It appears that fixing the now-shuttered Cascade Bridge will be put to a vote.
The Burlington City Council came to a majority consensus on Monday to hold a special election on whether or not to pay for replacing the bridge with a 3% utility franchise fee.
The potential utility fee would only be placed on the electric portion of Burlington residents bills, and would replace the current 1% local option sales tax that is currently collected for a 2% increase. The fee would be collected for 13-years to cover the borrowing costs for replacing the bridge. Councilman Jon Billups says he’d prefer to wait until the planned replacement in 2024, but he’s ok with putting it up for a vote.
“My gut reaction is that it would not pass,” Billups said, continuing “I would be interested in allowing the public to vote on that rather than just the five of us.”
City Manager Jim Ferneau estimated the cost of holding a special election at around $8K. Whether it would be beneficial to wait until 2024 if a million-dollars in state funding were to become available was also discussed. Matt Rinker said that waiting for grant money might not be worth it in the long run.
“Taking into account inflation and time value of money, if we waited until 2024 our cost would be a million dollars higher anyway,” Rinker says that the inflated cost of replacing the bridge five-years from now could mean the city would be spending just as much as if they built the bridge now, without the state funding.
The lowest cost bridge replacement would be around $4.6M today, according to inflation-adjusted estimates from 2009. In 2024 the cost would be roughly $1M more expensive.
For now preparations will be made for an eventual demolition of the current, 123-year-old bridge.
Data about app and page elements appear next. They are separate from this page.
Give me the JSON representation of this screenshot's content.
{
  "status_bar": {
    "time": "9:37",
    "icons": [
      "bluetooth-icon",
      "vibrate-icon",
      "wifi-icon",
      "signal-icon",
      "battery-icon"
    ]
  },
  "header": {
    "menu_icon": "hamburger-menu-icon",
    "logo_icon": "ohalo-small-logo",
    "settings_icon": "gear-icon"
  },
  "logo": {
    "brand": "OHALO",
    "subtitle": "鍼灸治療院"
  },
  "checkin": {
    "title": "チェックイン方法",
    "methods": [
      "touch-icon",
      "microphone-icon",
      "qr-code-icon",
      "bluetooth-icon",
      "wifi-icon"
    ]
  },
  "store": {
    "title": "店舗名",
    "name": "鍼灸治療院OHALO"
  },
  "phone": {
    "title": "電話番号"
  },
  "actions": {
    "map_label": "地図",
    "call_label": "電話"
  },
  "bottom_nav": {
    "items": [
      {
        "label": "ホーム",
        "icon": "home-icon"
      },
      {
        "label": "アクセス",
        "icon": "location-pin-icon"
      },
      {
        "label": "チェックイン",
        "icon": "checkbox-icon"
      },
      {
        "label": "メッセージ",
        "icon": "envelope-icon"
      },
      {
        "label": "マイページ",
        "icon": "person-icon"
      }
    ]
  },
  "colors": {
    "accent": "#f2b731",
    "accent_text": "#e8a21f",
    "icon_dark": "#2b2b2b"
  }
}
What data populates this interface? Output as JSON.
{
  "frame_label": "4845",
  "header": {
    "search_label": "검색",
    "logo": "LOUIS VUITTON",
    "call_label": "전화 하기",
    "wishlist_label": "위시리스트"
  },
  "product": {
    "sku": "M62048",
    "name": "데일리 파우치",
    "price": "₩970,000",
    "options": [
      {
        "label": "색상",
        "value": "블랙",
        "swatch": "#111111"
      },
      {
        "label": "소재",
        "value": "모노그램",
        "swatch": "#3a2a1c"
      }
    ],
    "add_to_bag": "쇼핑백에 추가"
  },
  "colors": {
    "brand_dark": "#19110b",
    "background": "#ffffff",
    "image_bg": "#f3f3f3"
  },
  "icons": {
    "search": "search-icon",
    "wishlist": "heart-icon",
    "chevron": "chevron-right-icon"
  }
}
City staff will also begin preparing for a special election to decide whether the community would support replacing the bridge at an extra expense on their utility bills.